Exercise prompt
The reply should be the records repeated exactly, without any images.

Source data

Segment Open

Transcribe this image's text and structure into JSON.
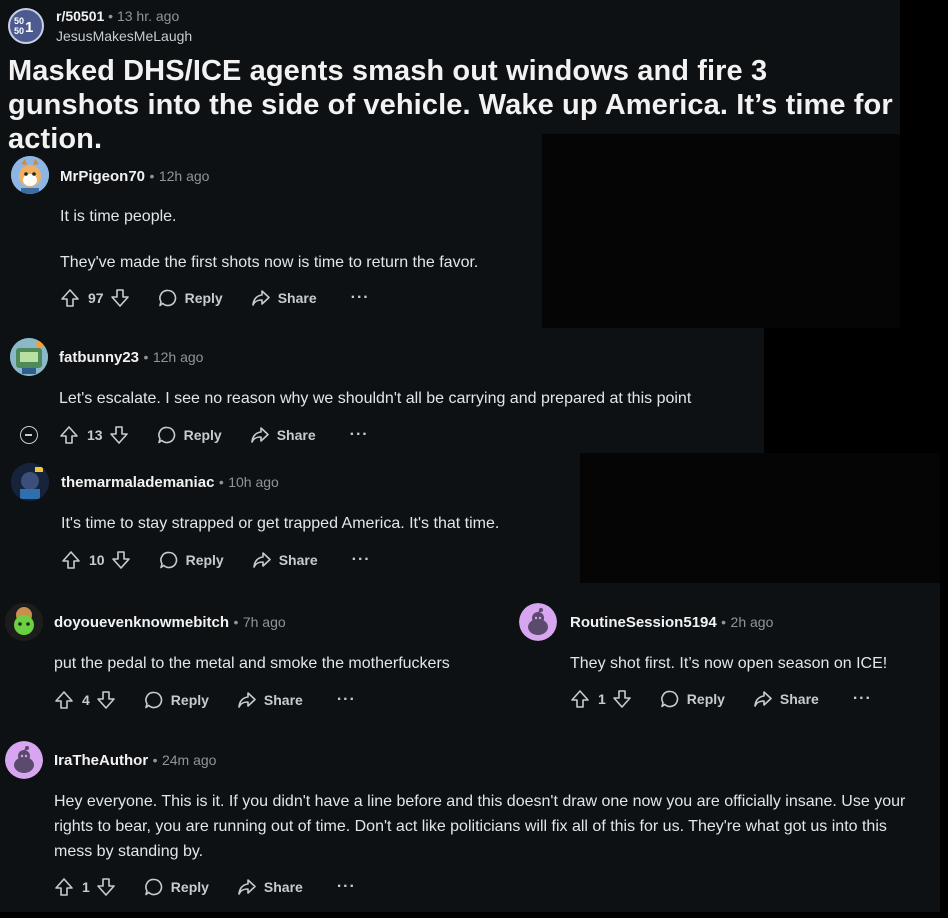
{
  "post": {
    "subreddit": "r/50501",
    "sub_icon_text": "50 50 1",
    "time": "13 hr. ago",
    "author": "JesusMakesMeLaugh",
    "title": "Masked DHS/ICE agents smash out windows and fire 3 gunshots into the side of vehicle. Wake up America. It’s time for action."
  },
  "labels": {
    "reply": "Reply",
    "share": "Share",
    "more": "···",
    "sep": "•"
  },
  "comments": [
    {
      "user": "MrPigeon70",
      "time": "12h ago",
      "body": [
        "It is time people.",
        "They've made the first shots now is time to return the favor."
      ],
      "votes": "97"
    },
    {
      "user": "fatbunny23",
      "time": "12h ago",
      "body": [
        "Let's escalate. I see no reason why we shouldn't all be carrying and prepared at this point"
      ],
      "votes": "13"
    },
    {
      "user": "themarmalademaniac",
      "time": "10h ago",
      "body": [
        "It's time to stay strapped or get trapped America. It's that time."
      ],
      "votes": "10"
    },
    {
      "user": "doyouevenknowmebitch",
      "time": "7h ago",
      "body": [
        "put the pedal to the metal and smoke the motherfuckers"
      ],
      "votes": "4"
    },
    {
      "user": "RoutineSession5194",
      "time": "2h ago",
      "body": [
        "They shot first. It’s now open season on ICE!"
      ],
      "votes": "1"
    },
    {
      "user": "IraTheAuthor",
      "time": "24m ago",
      "body": [
        "Hey everyone. This is it. If you didn't have a line before and this doesn't draw one now you are officially insane. Use your rights to bear, you are running out of time. Don't act like politicians will fix all of this for us. They're what got us into this mess by standing by."
      ],
      "votes": "1"
    }
  ]
}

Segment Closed

Written answer
Transcribe this image's text and structure into JSON.
{
  "post": {
    "subreddit": "r/50501",
    "sub_icon_text": "50 50 1",
    "time": "13 hr. ago",
    "author": "JesusMakesMeLaugh",
    "title": "Masked DHS/ICE agents smash out windows and fire 3 gunshots into the side of vehicle. Wake up America. It’s time for action."
  },
  "labels": {
    "reply": "Reply",
    "share": "Share",
    "more": "···",
    "sep": "•"
  },
  "comments": [
    {
      "user": "MrPigeon70",
      "time": "12h ago",
      "body": [
        "It is time people.",
        "They've made the first shots now is time to return the favor."
      ],
      "votes": "97"
    },
    {
      "user": "fatbunny23",
      "time": "12h ago",
      "body": [
        "Let's escalate. I see no reason why we shouldn't all be carrying and prepared at this point"
      ],
      "votes": "13"
    },
    {
      "user": "themarmalademaniac",
      "time": "10h ago",
      "body": [
        "It's time to stay strapped or get trapped America. It's that time."
      ],
      "votes": "10"
    },
    {
      "user": "doyouevenknowmebitch",
      "time": "7h ago",
      "body": [
        "put the pedal to the metal and smoke the motherfuckers"
      ],
      "votes": "4"
    },
    {
      "user": "RoutineSession5194",
      "time": "2h ago",
      "body": [
        "They shot first. It’s now open season on ICE!"
      ],
      "votes": "1"
    },
    {
      "user": "IraTheAuthor",
      "time": "24m ago",
      "body": [
        "Hey everyone. This is it. If you didn't have a line before and this doesn't draw one now you are officially insane. Use your rights to bear, you are running out of time. Don't act like politicians will fix all of this for us. They're what got us into this mess by standing by."
      ],
      "votes": "1"
    }
  ]
}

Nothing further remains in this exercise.